Londoners and visitors to the capital will be able to use their NFC-enabled bank cards from MasterCard, Visa and American Express to pay for London bus journeys from Thursday.
The service will mean those without an Oyster card or lacking enough credit on their cards can pay for their journey by swiping heir card instead and pay the same amount as a standard Oyster fare at £1.35 per journey.
The service is being used on London buses first to help people get used to the system but it should be live across the entire transport network by the end of 2013.
Mike Cowen, head of transit solution for Europe at MasterCard, which has been working with Transport for London (TfL) on the project since 2006 to ensure it would meet the unique requirements of the London transport network.
"The advent of contactless payments cards to enable tap and go transactions helped TfL see the opportunity that could be gained by letting people pay for journeys in this way, rather than needing credit or cash," he told V3.
"There's been a lot of consultation around the work and how it should work since then as a transit environment is unlikely retail market as the demands are very different: there are not many shops where you need to get 45 people per minute through a point of sale like a bus or Tube gate."

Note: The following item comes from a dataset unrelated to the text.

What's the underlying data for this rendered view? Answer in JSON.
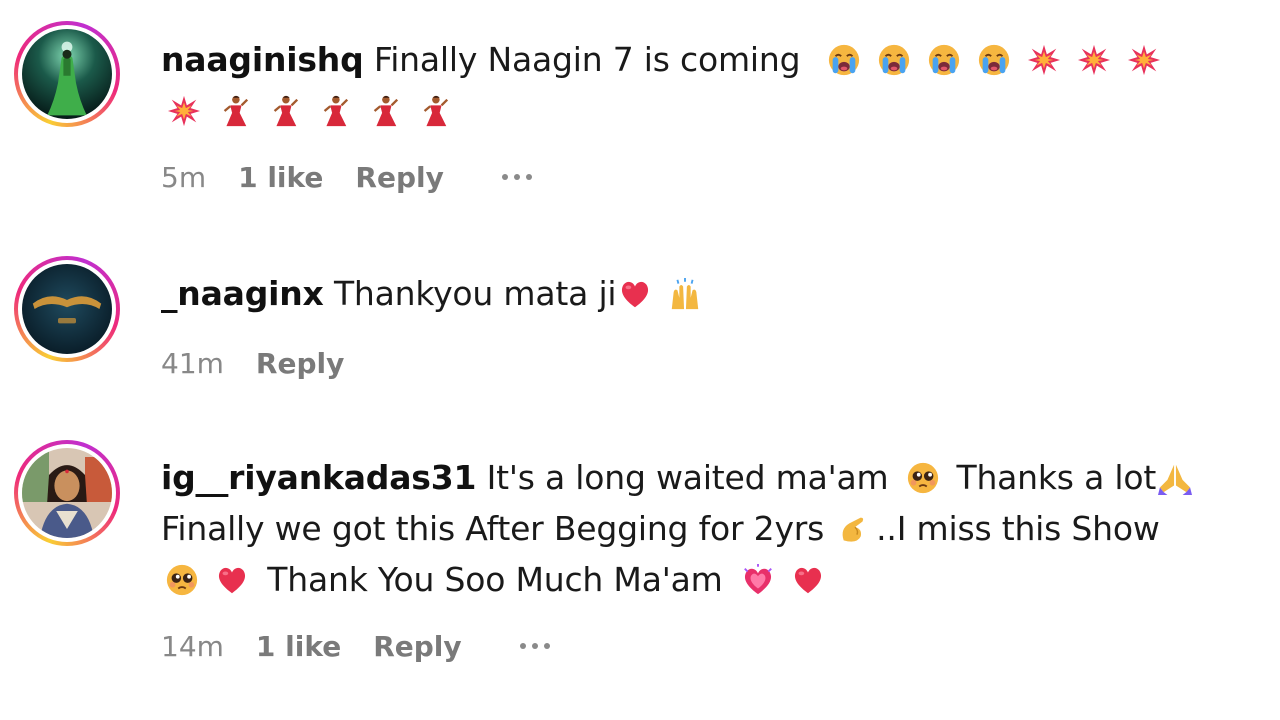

Buses are the first part of the network to receive the service as the cost structure is simpler than Tube journeys, with each journey costing the same amount regardless of distance.
However, in 2013 the ability to pay for Tube journeys and run weekly travel passes on bank cards will also be introduced.
This will revolve around setting a weekly cap equivalent to a weekly travel card and once journey costs have reached this amount the remaining journeys for that week would be free.
"Monthly or annual season tickets will likely work by letting users link their bank card to the purchase of the ticket, and then if they go beyond the zones specified for that purchase the additional journey costs are taken under the usual pay-as-you-go system," added Cowen.
The firm has been testing the system on buses in both test environments and live network routes since the summer. Cowan said the firm was confident it would be able to meet customer demand for the new service from the off.
Dan Worth is the news editor for V3 having first joined the site as a reporter in November 2009. He specialises in a raft of areas including fixed and mobile telecoms, data protection, social media and government IT. Before joining V3 Dan covered communications technology, data handling and resilience in the emergency services sector on the BAPCO Journal.